• **Task goal**
Consider each line of the material below and note whether it holds "chevron". State how many do, and nothing else.

• **Records**
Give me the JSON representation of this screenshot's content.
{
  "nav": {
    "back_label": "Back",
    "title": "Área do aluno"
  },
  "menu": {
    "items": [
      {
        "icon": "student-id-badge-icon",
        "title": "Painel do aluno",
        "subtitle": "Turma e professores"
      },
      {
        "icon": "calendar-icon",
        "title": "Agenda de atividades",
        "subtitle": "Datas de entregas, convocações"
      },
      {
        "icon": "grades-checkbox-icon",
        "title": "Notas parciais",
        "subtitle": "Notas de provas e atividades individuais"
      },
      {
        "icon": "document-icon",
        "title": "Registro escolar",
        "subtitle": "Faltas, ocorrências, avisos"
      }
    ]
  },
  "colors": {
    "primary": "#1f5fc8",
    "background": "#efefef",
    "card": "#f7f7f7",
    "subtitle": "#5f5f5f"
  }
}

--

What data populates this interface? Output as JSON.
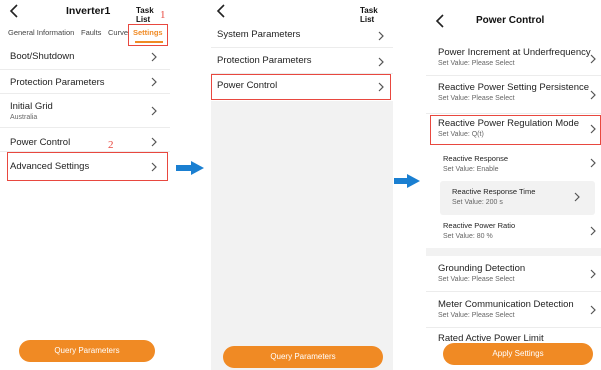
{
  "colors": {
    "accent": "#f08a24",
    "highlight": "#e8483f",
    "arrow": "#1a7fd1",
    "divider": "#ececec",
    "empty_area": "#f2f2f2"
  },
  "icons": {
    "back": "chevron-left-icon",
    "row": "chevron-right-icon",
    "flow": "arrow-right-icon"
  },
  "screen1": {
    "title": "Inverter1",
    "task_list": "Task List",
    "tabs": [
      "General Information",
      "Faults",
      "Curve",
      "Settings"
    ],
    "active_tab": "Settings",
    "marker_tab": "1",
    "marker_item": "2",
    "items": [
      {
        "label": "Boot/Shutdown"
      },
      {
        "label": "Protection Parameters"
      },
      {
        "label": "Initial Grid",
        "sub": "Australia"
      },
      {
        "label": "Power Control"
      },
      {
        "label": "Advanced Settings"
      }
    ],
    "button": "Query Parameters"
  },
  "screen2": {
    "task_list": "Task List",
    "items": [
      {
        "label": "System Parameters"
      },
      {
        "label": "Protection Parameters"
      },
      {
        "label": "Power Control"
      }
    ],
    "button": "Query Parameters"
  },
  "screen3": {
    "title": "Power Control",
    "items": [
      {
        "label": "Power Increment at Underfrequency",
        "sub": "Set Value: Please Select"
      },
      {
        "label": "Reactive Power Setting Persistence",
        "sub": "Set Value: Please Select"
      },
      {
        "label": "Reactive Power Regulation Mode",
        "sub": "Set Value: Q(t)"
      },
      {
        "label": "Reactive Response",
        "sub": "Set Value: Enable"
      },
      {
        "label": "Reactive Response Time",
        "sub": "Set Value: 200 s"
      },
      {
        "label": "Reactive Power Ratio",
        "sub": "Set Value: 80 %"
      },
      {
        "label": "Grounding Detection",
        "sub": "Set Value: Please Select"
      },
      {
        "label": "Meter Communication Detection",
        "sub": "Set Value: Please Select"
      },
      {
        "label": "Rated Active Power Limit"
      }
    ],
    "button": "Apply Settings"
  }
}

• **Task result**
2